DIRECTIONS
Could you please retype the records exactly, minus their pictures?

——

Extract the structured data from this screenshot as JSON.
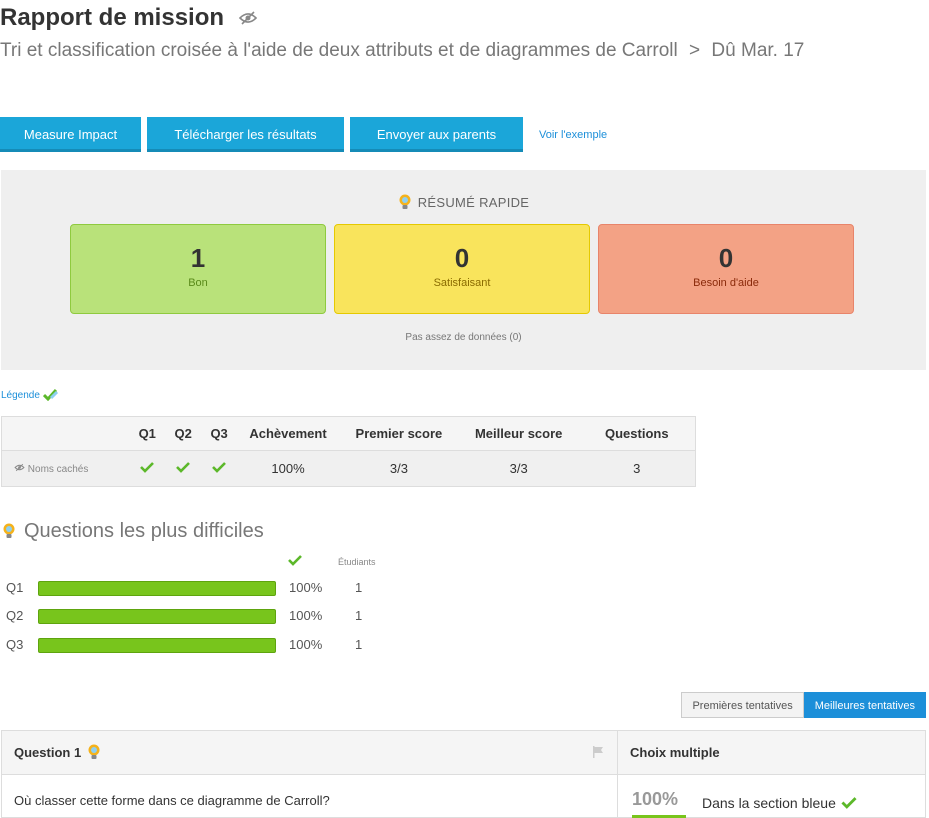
{
  "header": {
    "title": "Rapport de mission",
    "subtitle": "Tri et classification croisée à l'aide de deux attributs et de diagrammes de Carroll",
    "separator": ">",
    "due": "Dû Mar. 17"
  },
  "actions": {
    "measure": "Measure Impact",
    "download": "Télécharger les résultats",
    "send": "Envoyer aux parents",
    "example": "Voir l'exemple"
  },
  "summary": {
    "title": "RÉSUMÉ RAPIDE",
    "cards": [
      {
        "value": "1",
        "label": "Bon",
        "color": "#b9e27a"
      },
      {
        "value": "0",
        "label": "Satisfaisant",
        "color": "#f9e45c"
      },
      {
        "value": "0",
        "label": "Besoin d'aide",
        "color": "#f3a285"
      }
    ],
    "no_data": "Pas assez de données (0)"
  },
  "legend": "Légende",
  "results": {
    "headers": [
      "Q1",
      "Q2",
      "Q3",
      "Achèvement",
      "Premier score",
      "Meilleur score",
      "Questions"
    ],
    "row": {
      "name": "Noms cachés",
      "completion": "100%",
      "first_score": "3/3",
      "best_score": "3/3",
      "questions": "3"
    }
  },
  "hardest": {
    "title": "Questions les plus difficiles",
    "students_label": "Étudiants",
    "rows": [
      {
        "label": "Q1",
        "percent": "100%",
        "fill": 1.0,
        "count": "1"
      },
      {
        "label": "Q2",
        "percent": "100%",
        "fill": 1.0,
        "count": "1"
      },
      {
        "label": "Q3",
        "percent": "100%",
        "fill": 1.0,
        "count": "1"
      }
    ]
  },
  "attempts": {
    "first": "Premières tentatives",
    "best": "Meilleures tentatives"
  },
  "question": {
    "title": "Question 1",
    "type": "Choix multiple",
    "text": "Où classer cette forme dans ce diagramme de Carroll?",
    "percent": "100%",
    "answer": "Dans la section bleue"
  },
  "colors": {
    "accent": "#1ba6d9",
    "check": "#5cb82a",
    "bar": "#78c51c"
  }
}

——

THE ANSWER
Extract the structured data from this screenshot as JSON.
{
  "header": {
    "title": "Rapport de mission",
    "subtitle": "Tri et classification croisée à l'aide de deux attributs et de diagrammes de Carroll",
    "separator": ">",
    "due": "Dû Mar. 17"
  },
  "actions": {
    "measure": "Measure Impact",
    "download": "Télécharger les résultats",
    "send": "Envoyer aux parents",
    "example": "Voir l'exemple"
  },
  "summary": {
    "title": "RÉSUMÉ RAPIDE",
    "cards": [
      {
        "value": "1",
        "label": "Bon",
        "color": "#b9e27a"
      },
      {
        "value": "0",
        "label": "Satisfaisant",
        "color": "#f9e45c"
      },
      {
        "value": "0",
        "label": "Besoin d'aide",
        "color": "#f3a285"
      }
    ],
    "no_data": "Pas assez de données (0)"
  },
  "legend": "Légende",
  "results": {
    "headers": [
      "Q1",
      "Q2",
      "Q3",
      "Achèvement",
      "Premier score",
      "Meilleur score",
      "Questions"
    ],
    "row": {
      "name": "Noms cachés",
      "completion": "100%",
      "first_score": "3/3",
      "best_score": "3/3",
      "questions": "3"
    }
  },
  "hardest": {
    "title": "Questions les plus difficiles",
    "students_label": "Étudiants",
    "rows": [
      {
        "label": "Q1",
        "percent": "100%",
        "fill": 1.0,
        "count": "1"
      },
      {
        "label": "Q2",
        "percent": "100%",
        "fill": 1.0,
        "count": "1"
      },
      {
        "label": "Q3",
        "percent": "100%",
        "fill": 1.0,
        "count": "1"
      }
    ]
  },
  "attempts": {
    "first": "Premières tentatives",
    "best": "Meilleures tentatives"
  },
  "question": {
    "title": "Question 1",
    "type": "Choix multiple",
    "text": "Où classer cette forme dans ce diagramme de Carroll?",
    "percent": "100%",
    "answer": "Dans la section bleue"
  },
  "colors": {
    "accent": "#1ba6d9",
    "check": "#5cb82a",
    "bar": "#78c51c"
  }
}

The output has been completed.